** Dataset follows **

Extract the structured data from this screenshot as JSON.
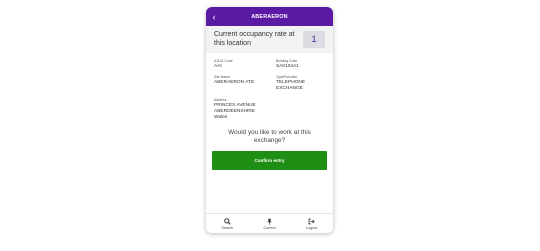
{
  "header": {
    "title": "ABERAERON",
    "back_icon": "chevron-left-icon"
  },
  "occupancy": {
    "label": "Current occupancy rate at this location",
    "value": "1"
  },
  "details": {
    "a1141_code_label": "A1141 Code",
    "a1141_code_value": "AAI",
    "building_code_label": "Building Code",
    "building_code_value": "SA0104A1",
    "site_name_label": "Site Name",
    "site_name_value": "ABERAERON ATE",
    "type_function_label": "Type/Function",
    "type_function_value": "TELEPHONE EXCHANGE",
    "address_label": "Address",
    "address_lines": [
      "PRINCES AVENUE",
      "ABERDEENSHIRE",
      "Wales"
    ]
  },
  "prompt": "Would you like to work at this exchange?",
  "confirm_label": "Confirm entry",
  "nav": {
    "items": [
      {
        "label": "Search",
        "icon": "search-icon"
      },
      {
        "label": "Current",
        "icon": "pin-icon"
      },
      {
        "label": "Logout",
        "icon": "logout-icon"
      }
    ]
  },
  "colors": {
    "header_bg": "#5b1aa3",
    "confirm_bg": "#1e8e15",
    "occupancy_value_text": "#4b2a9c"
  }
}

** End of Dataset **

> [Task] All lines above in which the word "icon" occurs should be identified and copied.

> [Reply]
    "back_icon": "chevron-left-icon"
        "icon": "search-icon"
        "icon": "pin-icon"
        "icon": "logout-icon"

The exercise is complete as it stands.